**Extracted material**

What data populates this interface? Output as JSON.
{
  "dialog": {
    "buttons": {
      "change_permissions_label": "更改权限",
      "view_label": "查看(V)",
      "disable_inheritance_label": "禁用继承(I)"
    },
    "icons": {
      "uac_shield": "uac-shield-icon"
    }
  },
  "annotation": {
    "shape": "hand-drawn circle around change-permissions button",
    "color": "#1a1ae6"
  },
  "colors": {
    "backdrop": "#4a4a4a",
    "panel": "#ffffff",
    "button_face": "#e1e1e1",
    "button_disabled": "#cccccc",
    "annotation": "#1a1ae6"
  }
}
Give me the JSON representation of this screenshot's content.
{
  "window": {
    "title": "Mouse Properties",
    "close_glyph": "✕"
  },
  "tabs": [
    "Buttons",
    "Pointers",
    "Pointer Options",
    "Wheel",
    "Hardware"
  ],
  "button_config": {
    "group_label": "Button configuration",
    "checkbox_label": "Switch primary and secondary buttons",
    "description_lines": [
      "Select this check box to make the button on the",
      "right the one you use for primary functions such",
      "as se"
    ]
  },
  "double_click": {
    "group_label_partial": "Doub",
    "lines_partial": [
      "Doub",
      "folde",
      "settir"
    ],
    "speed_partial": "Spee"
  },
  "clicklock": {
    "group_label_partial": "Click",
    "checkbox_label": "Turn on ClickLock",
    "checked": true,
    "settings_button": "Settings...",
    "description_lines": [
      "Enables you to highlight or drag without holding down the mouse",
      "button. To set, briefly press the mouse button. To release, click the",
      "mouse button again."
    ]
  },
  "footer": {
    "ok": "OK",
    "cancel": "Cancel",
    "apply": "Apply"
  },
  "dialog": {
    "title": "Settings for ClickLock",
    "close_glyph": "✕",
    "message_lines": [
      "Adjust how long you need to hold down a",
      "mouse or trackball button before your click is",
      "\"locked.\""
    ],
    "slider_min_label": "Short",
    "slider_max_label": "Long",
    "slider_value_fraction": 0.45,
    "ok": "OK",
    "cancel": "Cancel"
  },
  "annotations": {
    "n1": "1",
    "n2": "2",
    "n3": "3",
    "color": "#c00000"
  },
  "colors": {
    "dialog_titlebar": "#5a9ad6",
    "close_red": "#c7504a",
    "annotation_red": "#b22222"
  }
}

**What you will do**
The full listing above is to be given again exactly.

**Response box**
What data populates this interface? Output as JSON.
{
  "dialog": {
    "buttons": {
      "change_permissions_label": "更改权限",
      "view_label": "查看(V)",
      "disable_inheritance_label": "禁用继承(I)"
    },
    "icons": {
      "uac_shield": "uac-shield-icon"
    }
  },
  "annotation": {
    "shape": "hand-drawn circle around change-permissions button",
    "color": "#1a1ae6"
  },
  "colors": {
    "backdrop": "#4a4a4a",
    "panel": "#ffffff",
    "button_face": "#e1e1e1",
    "button_disabled": "#cccccc",
    "annotation": "#1a1ae6"
  }
}
Give me the JSON representation of this screenshot's content.
{
  "window": {
    "title": "Mouse Properties",
    "close_glyph": "✕"
  },
  "tabs": [
    "Buttons",
    "Pointers",
    "Pointer Options",
    "Wheel",
    "Hardware"
  ],
  "button_config": {
    "group_label": "Button configuration",
    "checkbox_label": "Switch primary and secondary buttons",
    "description_lines": [
      "Select this check box to make the button on the",
      "right the one you use for primary functions such",
      "as se"
    ]
  },
  "double_click": {
    "group_label_partial": "Doub",
    "lines_partial": [
      "Doub",
      "folde",
      "settir"
    ],
    "speed_partial": "Spee"
  },
  "clicklock": {
    "group_label_partial": "Click",
    "checkbox_label": "Turn on ClickLock",
    "checked": true,
    "settings_button": "Settings...",
    "description_lines": [
      "Enables you to highlight or drag without holding down the mouse",
      "button. To set, briefly press the mouse button. To release, click the",
      "mouse button again."
    ]
  },
  "footer": {
    "ok": "OK",
    "cancel": "Cancel",
    "apply": "Apply"
  },
  "dialog": {
    "title": "Settings for ClickLock",
    "close_glyph": "✕",
    "message_lines": [
      "Adjust how long you need to hold down a",
      "mouse or trackball button before your click is",
      "\"locked.\""
    ],
    "slider_min_label": "Short",
    "slider_max_label": "Long",
    "slider_value_fraction": 0.45,
    "ok": "OK",
    "cancel": "Cancel"
  },
  "annotations": {
    "n1": "1",
    "n2": "2",
    "n3": "3",
    "color": "#c00000"
  },
  "colors": {
    "dialog_titlebar": "#5a9ad6",
    "close_red": "#c7504a",
    "annotation_red": "#b22222"
  }
}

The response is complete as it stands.